I obtained my undergraduate training in psychology at the Belgrade University, Serbia, and after going through a year of rather intense positivist indoctrination, I finally got to the second year and started learning about some other psychologies. The most influential figure in developing my passion for developmental psychology and cultural-historical approach to it was my first academic mentor – Prof. Aleksandar Baucal. During two semesters of the developmental psychology course, Prof. Baucal recognized my enthusiasm for cultural-historical psychology, and he offered me the Teaching Assist position the following year. That was the beginning of a three-year long cooperation. At the time I started my TA-ship, Prof. Baucal, with several of his students (me being one of them), decided to (re)establish a developmental psychology ‘lab’. We had initiated what later became a series of studies using very innovative methodology for exploring the concepts of ZPD and scaffolding.
When I started planning my transition to New York, and preparation for the PhD studies, Prof. Baucal recommended me to contact Lois Holzman, PhD, the director of the East Side Institute (ESI) where Vygotskian theories are used in psychotherapy, in training the teachers, business leaders, health professionals, in developing communities, in working with young people, etc. The Institute’s work seemed to offer a broad spectrum of application of Vygotsky’s, and other socio-cultural-historical approaches. Two weeks after I moved to New York, I started interning at this place and expending my knowledge both about the theory, but also about the possible applications that that theory can have. Another major benefit I had from being a part of the ESI community was that it was a non-academic avenue for getting closer to the academic world in New York, USA, and even world-wide. I had the opportunity to meet, play, brainstorm and discuss with many scholars teaching in the NYC area that ESI community gathers. The event crucial for my future choice when it comes to the graduate school was the pre-AERA workshop held at the ESI in March 2008. That’s where I met many CHAT scholars, and Prof. Anna Stetsenko being one of them. She introduced me to the Graduate Center, to other professors working there, and I realized soon that that was the right place for me to continue my education and development as a young scholar. Our (almost entire) department is working in the framework of cultural-historical activity theory, and I find this approach the most powerful when applied to research and practices.

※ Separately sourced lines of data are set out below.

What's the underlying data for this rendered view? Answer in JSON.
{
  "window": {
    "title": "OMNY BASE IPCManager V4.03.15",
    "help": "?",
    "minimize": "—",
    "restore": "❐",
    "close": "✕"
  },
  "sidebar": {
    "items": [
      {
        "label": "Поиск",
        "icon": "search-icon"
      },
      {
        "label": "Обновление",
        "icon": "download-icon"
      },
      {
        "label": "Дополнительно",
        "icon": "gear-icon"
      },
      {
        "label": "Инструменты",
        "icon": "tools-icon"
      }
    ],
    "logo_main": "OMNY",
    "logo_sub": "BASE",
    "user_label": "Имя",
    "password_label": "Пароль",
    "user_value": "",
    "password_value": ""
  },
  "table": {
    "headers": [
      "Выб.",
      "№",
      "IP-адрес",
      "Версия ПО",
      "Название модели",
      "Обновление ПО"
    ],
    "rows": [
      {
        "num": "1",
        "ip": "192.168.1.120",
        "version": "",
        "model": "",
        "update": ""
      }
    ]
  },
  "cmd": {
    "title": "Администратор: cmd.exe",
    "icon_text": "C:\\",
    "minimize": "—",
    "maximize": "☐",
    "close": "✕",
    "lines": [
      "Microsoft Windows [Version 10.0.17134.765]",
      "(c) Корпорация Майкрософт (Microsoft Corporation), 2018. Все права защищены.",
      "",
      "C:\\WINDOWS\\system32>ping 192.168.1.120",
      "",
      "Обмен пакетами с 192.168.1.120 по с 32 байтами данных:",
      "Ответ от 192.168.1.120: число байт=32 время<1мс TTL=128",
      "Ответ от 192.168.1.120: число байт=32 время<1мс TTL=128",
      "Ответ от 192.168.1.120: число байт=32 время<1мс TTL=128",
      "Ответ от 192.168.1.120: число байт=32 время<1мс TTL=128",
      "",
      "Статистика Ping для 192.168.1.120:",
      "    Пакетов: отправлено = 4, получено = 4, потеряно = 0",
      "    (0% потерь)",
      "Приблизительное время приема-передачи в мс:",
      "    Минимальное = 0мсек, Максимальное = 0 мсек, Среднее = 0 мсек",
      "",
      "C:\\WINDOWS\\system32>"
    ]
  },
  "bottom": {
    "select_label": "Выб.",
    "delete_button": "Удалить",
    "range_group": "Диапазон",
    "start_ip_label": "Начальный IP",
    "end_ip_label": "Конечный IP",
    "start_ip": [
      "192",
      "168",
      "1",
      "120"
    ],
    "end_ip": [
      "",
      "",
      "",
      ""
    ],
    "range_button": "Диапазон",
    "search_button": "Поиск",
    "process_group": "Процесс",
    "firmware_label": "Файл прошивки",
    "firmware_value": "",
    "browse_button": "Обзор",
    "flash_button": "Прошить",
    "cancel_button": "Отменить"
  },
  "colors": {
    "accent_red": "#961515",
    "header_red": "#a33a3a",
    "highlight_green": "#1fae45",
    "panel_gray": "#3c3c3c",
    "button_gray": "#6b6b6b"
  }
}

I am always eager to learn more, to expand and challenge the conceptions I have about what development is about, what human is, what psychology is about, and what its role is in changing and maintaining social and political systems. I had a wonderful professional experience at the ISCAR 2011 where I had many inspiring discussions with both experienced researchers, and young scholars, like myself. I hope to continue having amazing discussions at the ISCAR SU, and learning about many more ongoing studies and theory developments. I am very interested in translation of cultural-historical theory into research designs and innovative methodological approaches. I read several times about studies that use CHAT framework, and yet, don’t manage to develop methods and do interpretations that fully correspond with this framework. It is sometimes hard to avoid reifying and essentializing in our designs and interpretations, and I am very interested in learning about ways of overcoming and avoiding these traps. I would be honored being a part of this summer university, and studying, even only for several days, at the Moscow State University, in Moscow, a place of such a high symbolic value for all socio-cultural-historic psychologists.
Presentation “Who you are is where you are: urban youth’s context-dependent experiences of the salient aspects of the self”
Download presentation of the speech (PDF; 188 KB)